╭─ Input for this task

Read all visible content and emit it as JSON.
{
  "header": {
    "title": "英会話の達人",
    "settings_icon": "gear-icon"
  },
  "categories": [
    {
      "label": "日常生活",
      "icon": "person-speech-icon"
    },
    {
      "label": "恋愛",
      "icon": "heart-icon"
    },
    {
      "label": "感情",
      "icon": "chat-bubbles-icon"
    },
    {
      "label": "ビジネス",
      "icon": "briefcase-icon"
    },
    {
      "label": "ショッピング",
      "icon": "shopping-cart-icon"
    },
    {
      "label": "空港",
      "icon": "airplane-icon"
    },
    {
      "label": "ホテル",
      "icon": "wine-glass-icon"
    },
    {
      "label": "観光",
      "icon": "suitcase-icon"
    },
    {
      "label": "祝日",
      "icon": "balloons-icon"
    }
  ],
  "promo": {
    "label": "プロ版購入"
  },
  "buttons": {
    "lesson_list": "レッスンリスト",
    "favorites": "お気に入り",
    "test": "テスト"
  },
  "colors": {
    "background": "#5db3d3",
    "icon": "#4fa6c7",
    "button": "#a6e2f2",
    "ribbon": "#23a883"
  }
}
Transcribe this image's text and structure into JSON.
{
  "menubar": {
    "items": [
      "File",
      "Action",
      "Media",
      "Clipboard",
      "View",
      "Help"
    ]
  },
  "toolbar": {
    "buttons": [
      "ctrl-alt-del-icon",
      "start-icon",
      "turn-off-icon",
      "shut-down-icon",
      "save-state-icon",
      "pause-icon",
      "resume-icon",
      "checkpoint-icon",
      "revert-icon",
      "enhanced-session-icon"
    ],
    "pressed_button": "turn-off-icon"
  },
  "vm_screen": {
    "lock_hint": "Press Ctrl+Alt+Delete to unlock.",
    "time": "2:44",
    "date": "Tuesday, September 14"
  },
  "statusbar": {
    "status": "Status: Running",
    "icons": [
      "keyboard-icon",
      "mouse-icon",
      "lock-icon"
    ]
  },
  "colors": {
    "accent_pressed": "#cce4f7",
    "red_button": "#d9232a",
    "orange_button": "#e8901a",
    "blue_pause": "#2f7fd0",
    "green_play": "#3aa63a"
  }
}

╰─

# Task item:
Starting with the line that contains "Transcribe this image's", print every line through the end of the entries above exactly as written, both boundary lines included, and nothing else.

# Your response:
Transcribe this image's text and structure into JSON.
{
  "menubar": {
    "items": [
      "File",
      "Action",
      "Media",
      "Clipboard",
      "View",
      "Help"
    ]
  },
  "toolbar": {
    "buttons": [
      "ctrl-alt-del-icon",
      "start-icon",
      "turn-off-icon",
      "shut-down-icon",
      "save-state-icon",
      "pause-icon",
      "resume-icon",
      "checkpoint-icon",
      "revert-icon",
      "enhanced-session-icon"
    ],
    "pressed_button": "turn-off-icon"
  },
  "vm_screen": {
    "lock_hint": "Press Ctrl+Alt+Delete to unlock.",
    "time": "2:44",
    "date": "Tuesday, September 14"
  },
  "statusbar": {
    "status": "Status: Running",
    "icons": [
      "keyboard-icon",
      "mouse-icon",
      "lock-icon"
    ]
  },
  "colors": {
    "accent_pressed": "#cce4f7",
    "red_button": "#d9232a",
    "orange_button": "#e8901a",
    "blue_pause": "#2f7fd0",
    "green_play": "#3aa63a"
  }
}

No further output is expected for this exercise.